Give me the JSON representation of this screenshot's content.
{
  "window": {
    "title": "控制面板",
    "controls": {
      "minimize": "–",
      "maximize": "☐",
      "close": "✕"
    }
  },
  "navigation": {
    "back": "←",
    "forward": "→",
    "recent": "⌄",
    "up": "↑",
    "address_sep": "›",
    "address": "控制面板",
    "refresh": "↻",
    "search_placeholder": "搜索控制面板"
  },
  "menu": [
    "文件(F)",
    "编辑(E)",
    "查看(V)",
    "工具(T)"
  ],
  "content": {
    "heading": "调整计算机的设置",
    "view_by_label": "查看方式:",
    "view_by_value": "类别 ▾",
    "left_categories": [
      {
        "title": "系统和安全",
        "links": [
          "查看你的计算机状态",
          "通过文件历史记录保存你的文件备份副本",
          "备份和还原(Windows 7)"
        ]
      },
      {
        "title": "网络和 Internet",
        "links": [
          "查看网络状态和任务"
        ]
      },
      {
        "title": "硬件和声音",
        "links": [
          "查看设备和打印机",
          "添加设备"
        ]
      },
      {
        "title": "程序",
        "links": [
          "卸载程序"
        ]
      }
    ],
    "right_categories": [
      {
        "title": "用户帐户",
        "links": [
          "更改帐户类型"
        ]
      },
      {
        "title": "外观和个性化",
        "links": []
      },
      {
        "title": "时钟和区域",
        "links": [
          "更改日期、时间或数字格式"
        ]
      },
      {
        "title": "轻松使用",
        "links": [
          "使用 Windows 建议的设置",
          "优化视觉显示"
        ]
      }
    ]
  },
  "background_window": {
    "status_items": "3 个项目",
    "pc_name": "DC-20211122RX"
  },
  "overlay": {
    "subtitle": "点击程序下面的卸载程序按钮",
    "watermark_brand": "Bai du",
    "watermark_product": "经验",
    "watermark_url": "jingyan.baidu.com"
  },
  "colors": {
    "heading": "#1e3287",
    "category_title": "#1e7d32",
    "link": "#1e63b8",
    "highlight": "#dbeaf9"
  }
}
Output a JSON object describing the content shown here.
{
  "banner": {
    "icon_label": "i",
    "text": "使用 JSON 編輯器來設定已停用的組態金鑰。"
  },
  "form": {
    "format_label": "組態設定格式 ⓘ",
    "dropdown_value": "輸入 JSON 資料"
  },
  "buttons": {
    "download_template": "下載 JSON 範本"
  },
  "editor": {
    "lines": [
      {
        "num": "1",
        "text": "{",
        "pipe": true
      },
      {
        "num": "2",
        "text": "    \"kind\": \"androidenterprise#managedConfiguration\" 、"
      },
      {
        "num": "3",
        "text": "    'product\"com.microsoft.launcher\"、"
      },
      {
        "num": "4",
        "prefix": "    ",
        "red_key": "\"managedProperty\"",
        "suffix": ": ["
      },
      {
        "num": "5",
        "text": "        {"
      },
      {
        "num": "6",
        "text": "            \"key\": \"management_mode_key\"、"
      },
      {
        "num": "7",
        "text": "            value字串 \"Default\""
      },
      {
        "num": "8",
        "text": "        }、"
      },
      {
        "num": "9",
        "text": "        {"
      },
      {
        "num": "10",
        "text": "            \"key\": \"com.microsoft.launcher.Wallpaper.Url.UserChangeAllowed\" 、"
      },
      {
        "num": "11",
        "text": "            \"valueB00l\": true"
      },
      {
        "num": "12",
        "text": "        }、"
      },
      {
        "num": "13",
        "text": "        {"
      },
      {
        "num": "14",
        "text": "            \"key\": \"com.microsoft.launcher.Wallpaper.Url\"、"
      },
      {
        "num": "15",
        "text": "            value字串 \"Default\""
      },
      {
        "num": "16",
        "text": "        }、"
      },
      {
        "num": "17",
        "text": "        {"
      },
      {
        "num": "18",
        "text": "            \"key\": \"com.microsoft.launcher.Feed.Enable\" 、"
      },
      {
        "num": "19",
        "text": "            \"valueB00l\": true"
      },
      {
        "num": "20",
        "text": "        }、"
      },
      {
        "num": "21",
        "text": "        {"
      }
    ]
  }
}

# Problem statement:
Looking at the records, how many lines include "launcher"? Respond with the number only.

# Solution to this problem:
4